To do
Retype each entry below exactly as it stands.

─── Supplied records

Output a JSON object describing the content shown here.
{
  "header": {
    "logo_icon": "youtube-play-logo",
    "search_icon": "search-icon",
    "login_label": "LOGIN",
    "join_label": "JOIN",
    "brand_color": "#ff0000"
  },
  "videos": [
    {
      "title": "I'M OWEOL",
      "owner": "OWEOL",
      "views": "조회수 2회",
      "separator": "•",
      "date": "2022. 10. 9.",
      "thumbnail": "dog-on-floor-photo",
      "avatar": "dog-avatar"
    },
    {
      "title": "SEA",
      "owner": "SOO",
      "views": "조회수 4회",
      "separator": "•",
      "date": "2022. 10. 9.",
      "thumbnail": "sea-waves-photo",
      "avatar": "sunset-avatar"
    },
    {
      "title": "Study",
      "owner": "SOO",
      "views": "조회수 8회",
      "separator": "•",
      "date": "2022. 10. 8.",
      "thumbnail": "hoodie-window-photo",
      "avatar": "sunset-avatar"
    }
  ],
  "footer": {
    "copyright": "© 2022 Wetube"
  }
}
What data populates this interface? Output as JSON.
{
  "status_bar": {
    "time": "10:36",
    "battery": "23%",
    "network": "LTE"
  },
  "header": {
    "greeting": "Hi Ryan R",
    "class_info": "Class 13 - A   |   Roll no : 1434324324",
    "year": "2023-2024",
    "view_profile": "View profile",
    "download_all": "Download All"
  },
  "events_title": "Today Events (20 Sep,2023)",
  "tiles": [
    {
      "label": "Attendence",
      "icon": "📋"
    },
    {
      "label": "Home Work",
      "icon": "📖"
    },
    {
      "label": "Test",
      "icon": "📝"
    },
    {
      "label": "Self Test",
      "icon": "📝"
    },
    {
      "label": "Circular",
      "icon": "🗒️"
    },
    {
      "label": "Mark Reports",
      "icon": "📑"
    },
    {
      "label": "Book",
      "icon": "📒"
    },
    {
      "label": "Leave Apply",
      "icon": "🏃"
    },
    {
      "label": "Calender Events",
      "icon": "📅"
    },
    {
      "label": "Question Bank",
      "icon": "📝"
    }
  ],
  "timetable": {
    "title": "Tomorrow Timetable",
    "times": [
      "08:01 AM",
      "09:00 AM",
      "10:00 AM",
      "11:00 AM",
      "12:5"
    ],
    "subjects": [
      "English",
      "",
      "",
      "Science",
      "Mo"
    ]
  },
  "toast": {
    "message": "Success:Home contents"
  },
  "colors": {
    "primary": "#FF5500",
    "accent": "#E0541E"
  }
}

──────

Reply
Output a JSON object describing the content shown here.
{
  "header": {
    "logo_icon": "youtube-play-logo",
    "search_icon": "search-icon",
    "login_label": "LOGIN",
    "join_label": "JOIN",
    "brand_color": "#ff0000"
  },
  "videos": [
    {
      "title": "I'M OWEOL",
      "owner": "OWEOL",
      "views": "조회수 2회",
      "separator": "•",
      "date": "2022. 10. 9.",
      "thumbnail": "dog-on-floor-photo",
      "avatar": "dog-avatar"
    },
    {
      "title": "SEA",
      "owner": "SOO",
      "views": "조회수 4회",
      "separator": "•",
      "date": "2022. 10. 9.",
      "thumbnail": "sea-waves-photo",
      "avatar": "sunset-avatar"
    },
    {
      "title": "Study",
      "owner": "SOO",
      "views": "조회수 8회",
      "separator": "•",
      "date": "2022. 10. 8.",
      "thumbnail": "hoodie-window-photo",
      "avatar": "sunset-avatar"
    }
  ],
  "footer": {
    "copyright": "© 2022 Wetube"
  }
}
What data populates this interface? Output as JSON.
{
  "status_bar": {
    "time": "10:36",
    "battery": "23%",
    "network": "LTE"
  },
  "header": {
    "greeting": "Hi Ryan R",
    "class_info": "Class 13 - A   |   Roll no : 1434324324",
    "year": "2023-2024",
    "view_profile": "View profile",
    "download_all": "Download All"
  },
  "events_title": "Today Events (20 Sep,2023)",
  "tiles": [
    {
      "label": "Attendence",
      "icon": "📋"
    },
    {
      "label": "Home Work",
      "icon": "📖"
    },
    {
      "label": "Test",
      "icon": "📝"
    },
    {
      "label": "Self Test",
      "icon": "📝"
    },
    {
      "label": "Circular",
      "icon": "🗒️"
    },
    {
      "label": "Mark Reports",
      "icon": "📑"
    },
    {
      "label": "Book",
      "icon": "📒"
    },
    {
      "label": "Leave Apply",
      "icon": "🏃"
    },
    {
      "label": "Calender Events",
      "icon": "📅"
    },
    {
      "label": "Question Bank",
      "icon": "📝"
    }
  ],
  "timetable": {
    "title": "Tomorrow Timetable",
    "times": [
      "08:01 AM",
      "09:00 AM",
      "10:00 AM",
      "11:00 AM",
      "12:5"
    ],
    "subjects": [
      "English",
      "",
      "",
      "Science",
      "Mo"
    ]
  },
  "toast": {
    "message": "Success:Home contents"
  },
  "colors": {
    "primary": "#FF5500",
    "accent": "#E0541E"
  }
}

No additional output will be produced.